Task inputs:
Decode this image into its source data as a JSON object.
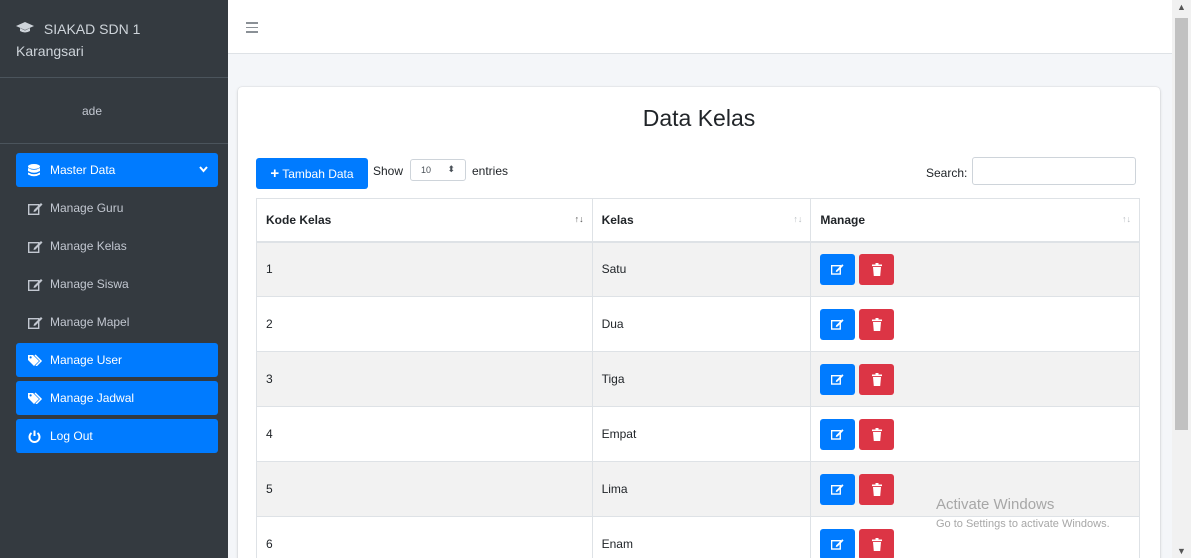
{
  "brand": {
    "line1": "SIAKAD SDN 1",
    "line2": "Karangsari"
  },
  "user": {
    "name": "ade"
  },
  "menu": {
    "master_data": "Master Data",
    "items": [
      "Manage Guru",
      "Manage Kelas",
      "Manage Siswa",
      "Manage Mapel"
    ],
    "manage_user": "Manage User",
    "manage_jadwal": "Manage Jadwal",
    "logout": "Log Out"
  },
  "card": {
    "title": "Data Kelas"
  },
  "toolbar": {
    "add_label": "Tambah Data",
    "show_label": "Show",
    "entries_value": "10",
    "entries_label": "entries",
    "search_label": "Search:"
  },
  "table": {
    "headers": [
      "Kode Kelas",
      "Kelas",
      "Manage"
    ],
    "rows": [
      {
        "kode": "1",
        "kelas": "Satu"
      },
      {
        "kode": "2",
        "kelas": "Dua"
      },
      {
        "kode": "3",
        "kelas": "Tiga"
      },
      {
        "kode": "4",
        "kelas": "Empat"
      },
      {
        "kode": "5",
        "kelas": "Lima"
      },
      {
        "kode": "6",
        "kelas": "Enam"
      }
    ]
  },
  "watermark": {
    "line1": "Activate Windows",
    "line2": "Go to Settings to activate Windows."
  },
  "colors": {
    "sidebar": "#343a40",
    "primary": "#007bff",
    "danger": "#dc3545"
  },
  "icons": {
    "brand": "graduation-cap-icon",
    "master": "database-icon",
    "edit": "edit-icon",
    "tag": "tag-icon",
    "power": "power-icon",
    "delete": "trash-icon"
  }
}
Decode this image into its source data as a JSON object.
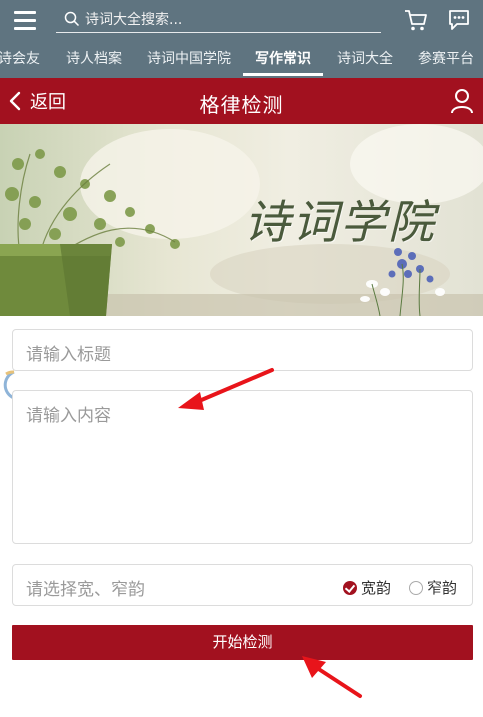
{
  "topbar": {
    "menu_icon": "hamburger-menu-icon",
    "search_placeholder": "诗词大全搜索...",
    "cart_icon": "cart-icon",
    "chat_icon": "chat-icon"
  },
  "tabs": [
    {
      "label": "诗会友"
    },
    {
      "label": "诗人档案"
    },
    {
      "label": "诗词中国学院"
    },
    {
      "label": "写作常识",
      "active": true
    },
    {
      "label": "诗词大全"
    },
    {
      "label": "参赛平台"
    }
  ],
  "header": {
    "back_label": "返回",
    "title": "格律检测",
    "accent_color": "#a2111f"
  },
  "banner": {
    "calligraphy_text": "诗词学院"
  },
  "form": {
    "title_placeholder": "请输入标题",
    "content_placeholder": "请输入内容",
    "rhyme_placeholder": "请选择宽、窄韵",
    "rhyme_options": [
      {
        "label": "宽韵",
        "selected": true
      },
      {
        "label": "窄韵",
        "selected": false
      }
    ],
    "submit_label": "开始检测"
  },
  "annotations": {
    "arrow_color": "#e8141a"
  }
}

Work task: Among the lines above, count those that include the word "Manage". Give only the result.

Solution to this task: 7